In response to CALEA accreditation requirements and / or public allegations of racial profiling, many law enforcement agencies have begun to track the race, ethnicity, and gender of those who are stopped, searched, arrested, and / or were the subject of a use of force by officers.
If not researched and written properly, these reports have the potential to be misinterpreted by the media or community groups, needlessly damage the public image of your agency, undermine the legitimacy of your agency with the public, and lower officer morale. This workshop offers crucial skills necessary to present the information in your report in a manner that minimizes the risk of misinterpretation or manipulation, and presents the work of your agency in the most accurate and professionally responsive manner possible.
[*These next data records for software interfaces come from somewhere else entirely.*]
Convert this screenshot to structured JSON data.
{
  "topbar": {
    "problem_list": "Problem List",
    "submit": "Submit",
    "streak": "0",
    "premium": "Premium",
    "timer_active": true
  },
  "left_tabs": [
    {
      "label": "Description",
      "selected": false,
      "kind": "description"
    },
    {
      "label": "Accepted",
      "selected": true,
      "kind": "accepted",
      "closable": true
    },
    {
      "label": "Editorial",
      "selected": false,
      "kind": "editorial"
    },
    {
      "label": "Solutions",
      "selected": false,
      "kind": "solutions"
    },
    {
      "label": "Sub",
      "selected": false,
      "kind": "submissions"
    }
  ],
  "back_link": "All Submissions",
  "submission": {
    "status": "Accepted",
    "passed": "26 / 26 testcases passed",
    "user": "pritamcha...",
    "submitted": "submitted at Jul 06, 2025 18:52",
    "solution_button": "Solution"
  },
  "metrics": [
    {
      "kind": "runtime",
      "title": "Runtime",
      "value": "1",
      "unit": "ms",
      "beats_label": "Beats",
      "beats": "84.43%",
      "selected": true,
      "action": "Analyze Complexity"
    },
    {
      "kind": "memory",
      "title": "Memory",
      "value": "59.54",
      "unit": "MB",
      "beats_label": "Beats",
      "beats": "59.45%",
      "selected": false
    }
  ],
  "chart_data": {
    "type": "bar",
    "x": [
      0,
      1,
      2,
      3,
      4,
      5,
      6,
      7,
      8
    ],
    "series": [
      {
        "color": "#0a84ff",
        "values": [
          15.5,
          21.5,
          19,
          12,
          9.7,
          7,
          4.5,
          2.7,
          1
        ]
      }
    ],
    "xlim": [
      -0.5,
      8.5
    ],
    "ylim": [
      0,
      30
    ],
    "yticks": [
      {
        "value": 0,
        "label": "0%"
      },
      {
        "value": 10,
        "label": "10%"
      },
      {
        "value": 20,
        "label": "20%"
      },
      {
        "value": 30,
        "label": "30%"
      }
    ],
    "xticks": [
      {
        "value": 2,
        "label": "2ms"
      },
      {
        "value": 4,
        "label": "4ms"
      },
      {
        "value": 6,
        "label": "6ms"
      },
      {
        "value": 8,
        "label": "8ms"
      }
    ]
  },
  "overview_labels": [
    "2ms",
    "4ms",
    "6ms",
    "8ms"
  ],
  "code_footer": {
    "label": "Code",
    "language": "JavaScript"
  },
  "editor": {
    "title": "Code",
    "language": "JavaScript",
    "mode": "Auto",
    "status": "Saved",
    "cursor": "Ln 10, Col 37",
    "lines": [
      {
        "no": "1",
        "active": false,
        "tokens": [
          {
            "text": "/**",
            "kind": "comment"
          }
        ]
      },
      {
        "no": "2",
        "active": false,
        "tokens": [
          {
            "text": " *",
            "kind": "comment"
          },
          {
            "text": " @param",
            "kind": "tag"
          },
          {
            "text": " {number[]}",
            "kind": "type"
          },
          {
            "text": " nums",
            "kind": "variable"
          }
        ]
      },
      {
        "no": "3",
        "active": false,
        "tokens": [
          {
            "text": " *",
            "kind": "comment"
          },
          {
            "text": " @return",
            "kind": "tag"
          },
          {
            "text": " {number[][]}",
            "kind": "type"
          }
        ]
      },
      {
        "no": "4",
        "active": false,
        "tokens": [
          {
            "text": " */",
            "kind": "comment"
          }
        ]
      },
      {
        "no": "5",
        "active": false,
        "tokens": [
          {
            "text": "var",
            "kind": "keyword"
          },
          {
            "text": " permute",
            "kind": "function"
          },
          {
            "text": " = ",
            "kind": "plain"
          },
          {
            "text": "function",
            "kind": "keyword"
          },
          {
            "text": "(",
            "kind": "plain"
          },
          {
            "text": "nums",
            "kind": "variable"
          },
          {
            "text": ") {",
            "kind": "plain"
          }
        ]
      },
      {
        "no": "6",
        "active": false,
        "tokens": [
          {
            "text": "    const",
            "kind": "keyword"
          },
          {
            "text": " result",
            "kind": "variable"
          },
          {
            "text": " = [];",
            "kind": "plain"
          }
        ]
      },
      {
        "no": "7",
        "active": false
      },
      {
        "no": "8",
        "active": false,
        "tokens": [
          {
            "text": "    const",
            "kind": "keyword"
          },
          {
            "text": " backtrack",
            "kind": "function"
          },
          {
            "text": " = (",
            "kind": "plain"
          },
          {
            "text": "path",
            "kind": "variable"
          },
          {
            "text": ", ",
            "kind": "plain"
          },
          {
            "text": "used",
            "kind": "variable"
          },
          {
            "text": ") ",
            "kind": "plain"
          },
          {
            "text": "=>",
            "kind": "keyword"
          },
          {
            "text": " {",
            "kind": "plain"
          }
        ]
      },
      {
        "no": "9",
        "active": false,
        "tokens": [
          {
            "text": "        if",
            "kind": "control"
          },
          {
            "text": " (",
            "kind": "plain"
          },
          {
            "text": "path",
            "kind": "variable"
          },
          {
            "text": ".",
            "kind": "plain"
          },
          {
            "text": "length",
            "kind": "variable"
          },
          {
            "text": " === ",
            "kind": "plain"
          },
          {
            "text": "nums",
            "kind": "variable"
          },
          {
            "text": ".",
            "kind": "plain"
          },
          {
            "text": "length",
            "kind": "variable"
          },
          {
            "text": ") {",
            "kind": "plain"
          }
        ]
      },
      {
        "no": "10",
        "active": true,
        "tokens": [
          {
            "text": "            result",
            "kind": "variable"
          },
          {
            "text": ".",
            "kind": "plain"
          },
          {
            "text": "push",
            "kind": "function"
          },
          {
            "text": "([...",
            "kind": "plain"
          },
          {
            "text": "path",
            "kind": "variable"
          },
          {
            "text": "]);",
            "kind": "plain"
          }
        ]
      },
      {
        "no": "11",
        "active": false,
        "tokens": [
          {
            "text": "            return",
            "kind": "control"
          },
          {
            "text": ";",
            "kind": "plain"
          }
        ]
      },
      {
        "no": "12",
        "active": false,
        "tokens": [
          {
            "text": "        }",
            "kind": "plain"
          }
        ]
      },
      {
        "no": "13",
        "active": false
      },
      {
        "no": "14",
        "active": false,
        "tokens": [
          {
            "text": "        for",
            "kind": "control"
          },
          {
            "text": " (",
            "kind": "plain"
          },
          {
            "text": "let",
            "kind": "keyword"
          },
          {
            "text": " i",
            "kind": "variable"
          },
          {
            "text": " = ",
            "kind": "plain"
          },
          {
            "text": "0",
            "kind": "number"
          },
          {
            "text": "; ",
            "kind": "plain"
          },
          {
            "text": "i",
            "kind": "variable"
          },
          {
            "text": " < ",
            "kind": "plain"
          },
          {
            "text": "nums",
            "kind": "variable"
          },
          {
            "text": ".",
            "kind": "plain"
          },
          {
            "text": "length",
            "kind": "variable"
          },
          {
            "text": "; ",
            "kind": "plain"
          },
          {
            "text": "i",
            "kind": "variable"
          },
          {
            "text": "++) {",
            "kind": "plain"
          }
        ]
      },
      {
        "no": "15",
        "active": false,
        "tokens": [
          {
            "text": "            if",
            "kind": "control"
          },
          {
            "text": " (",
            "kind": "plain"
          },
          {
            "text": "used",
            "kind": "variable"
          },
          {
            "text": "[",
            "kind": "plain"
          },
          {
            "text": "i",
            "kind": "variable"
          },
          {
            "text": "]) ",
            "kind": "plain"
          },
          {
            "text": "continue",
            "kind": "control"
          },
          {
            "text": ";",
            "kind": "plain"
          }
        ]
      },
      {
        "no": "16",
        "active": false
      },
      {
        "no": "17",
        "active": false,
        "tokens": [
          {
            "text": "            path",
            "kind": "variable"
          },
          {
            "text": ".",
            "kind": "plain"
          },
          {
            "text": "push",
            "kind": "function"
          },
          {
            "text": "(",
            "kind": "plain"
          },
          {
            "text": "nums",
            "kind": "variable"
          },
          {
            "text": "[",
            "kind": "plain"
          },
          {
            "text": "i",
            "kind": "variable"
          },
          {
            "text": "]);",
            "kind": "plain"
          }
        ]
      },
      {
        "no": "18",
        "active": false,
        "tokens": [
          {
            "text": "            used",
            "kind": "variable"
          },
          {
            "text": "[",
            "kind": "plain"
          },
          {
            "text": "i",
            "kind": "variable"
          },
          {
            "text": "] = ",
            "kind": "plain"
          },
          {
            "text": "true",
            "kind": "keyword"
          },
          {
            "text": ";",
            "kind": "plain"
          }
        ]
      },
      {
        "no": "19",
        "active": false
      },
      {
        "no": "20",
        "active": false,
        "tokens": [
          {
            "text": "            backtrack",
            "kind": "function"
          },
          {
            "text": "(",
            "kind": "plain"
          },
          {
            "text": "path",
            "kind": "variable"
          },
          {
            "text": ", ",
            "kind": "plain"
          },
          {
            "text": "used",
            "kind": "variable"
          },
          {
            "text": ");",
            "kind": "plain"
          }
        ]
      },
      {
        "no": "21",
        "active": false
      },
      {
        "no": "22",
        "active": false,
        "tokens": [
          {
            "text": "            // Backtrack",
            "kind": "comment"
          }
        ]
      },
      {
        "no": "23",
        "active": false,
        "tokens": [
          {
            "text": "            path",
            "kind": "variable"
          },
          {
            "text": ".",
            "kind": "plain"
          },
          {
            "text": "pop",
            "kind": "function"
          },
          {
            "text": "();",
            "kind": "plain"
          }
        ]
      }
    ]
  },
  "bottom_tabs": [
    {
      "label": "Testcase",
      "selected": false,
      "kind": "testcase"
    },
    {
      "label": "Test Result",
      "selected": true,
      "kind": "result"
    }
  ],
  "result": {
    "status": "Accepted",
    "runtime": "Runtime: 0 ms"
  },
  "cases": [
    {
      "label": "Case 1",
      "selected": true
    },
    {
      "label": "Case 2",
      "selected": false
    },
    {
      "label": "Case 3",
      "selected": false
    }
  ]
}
Police-community relations is, by all accounts, the most critical issue facing law enforcement in America today. This training seminar presents law enforcement leaders with solutions, based on empirical research and actual practice, for improving citizen satisfaction, citizen confidence, and citizen support for law enforcement officers. This training utilizes the findings from social scientific research to identify what factors influence citizen satisfaction with the police, then provides real-life case study examples to illustrate each of the solutions identified by the research. This training is suited for law enforcement leaders of any rank who engage in directing agency operations and assist in forming departmental policies.
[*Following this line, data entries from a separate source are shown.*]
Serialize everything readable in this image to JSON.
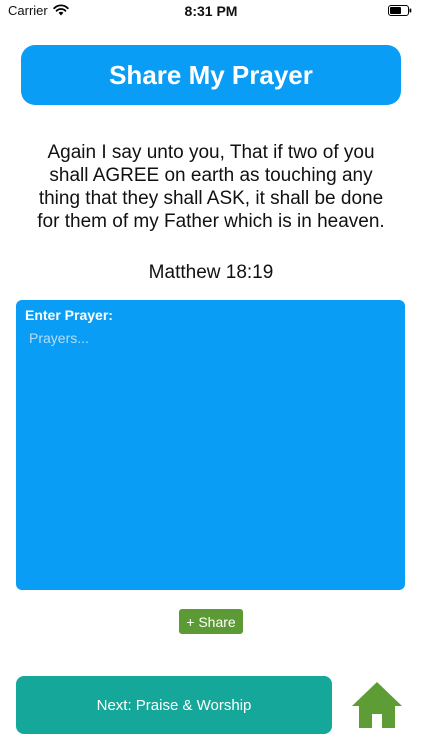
{
  "status_bar": {
    "carrier": "Carrier",
    "time": "8:31 PM"
  },
  "title": "Share My Prayer",
  "verse": {
    "text": "Again I say unto you, That if two of you shall AGREE on earth as touching any thing that they shall ASK, it shall be done for them of my Father which is in heaven.",
    "reference": "Matthew 18:19"
  },
  "prayer": {
    "label": "Enter Prayer:",
    "placeholder": "Prayers...",
    "value": ""
  },
  "share_button": "+ Share",
  "next_button": "Next: Praise & Worship",
  "icons": {
    "wifi": "wifi-icon",
    "battery": "battery-icon",
    "home": "home-icon"
  },
  "colors": {
    "primary_blue": "#0a9df5",
    "share_green": "#5b9a35",
    "next_teal": "#15a79a",
    "home_green": "#5e9d36"
  }
}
The vast majority of citizen complaints and internal acts of employee misconduct encountered by government agencies are generated by a small number of problem individuals. It is crucial, therefore, that government agencies can successfully discipline these few “bad apples”.
In other cases, disciplinary action is necessary to hold essentially good employees accountable for misconduct that threatens agency operations. In these cases, making discipline stick is actually in the interest of the employee, as it can serve as a much needed “wake up call” to an employee before performance issues become so serious that termination is required or public safety is threatened.
The process of recruiting, vetting and hiring qualified applicants represents one of the greatest challenges confronting law enforcement. Agencies are looking to new recruiting strategies well beyond putting out the “help wanted” sign. This is particularly true as agencies recruit men and women of the millennial generation.
A promotion to a supervisory position is an invitation to enter the world of personnel management. This course will provide attendees with the knowledge necessary to recognize the most common and costly personnel liability issues confronting supervisors in public safety.
Far too many supervisors are learning about these challenges through the process of trial and error—at great expense to the agencies and themselves. In this course, federal and state statutes and case law will be utilized to illustrate the potential pitfalls of employee relations in public safety administration and the means by which those liability risks can be managed.
This course is designed to prepare public safety supervisors to take preventative steps to limit supervisor liability, maintain organizational standards and protect employee rights under the law.
Chief Harry P. Dolan’s, (Ret.) Surviving Verbal Conflict® Training Program has been provided to tens of thousands of public safety professionals throughout the country. In response to popular requests, Chief Dolan has developed a train the trainer program providing public safety professionals with the training, tools and material required to train agency personnel in the highly acclaimed Surviving Verbal Conflict® Verbal De-escalation Program.
Surviving Verbal Conflict® Verbal De-escalation Train-the-Trainer course develops and prepares public safety professionals to serve as trainers in Surviving Verbal Conflict®. The 3 ½ day (26 hour) course covers the Surviving Verbal Conflict® course material as well as instructor development content such as how to present the lesson plan & program, student learning styles, and teaching practical exercises. Participants will be provided with all instructor related materials supporting their presentations i.e. SVC PowerPoint presentation, workbooks, practical exercises, as well as ongoing technical support.
Today’s increased service demands and the scrutiny placed upon public safety professionals have resulted in a growing need to master verbal conflict management skills. When negative verbal encounters escalate to the point where physical intervention is used, criticism often results when it is later discovered that there is little evidence of verbal de-escalation techniques employed by officers. This is particularly true when incident video and audio reviews are utilized. In some cases, it has become clear that the verbal actions of the public safety responders served to escalate the situation. Administrators are now asking, “Is this an area in which the training tape has run out? Have we adequately trained our personnel to successfully manage and respond to verbal confrontations in a professional manner?"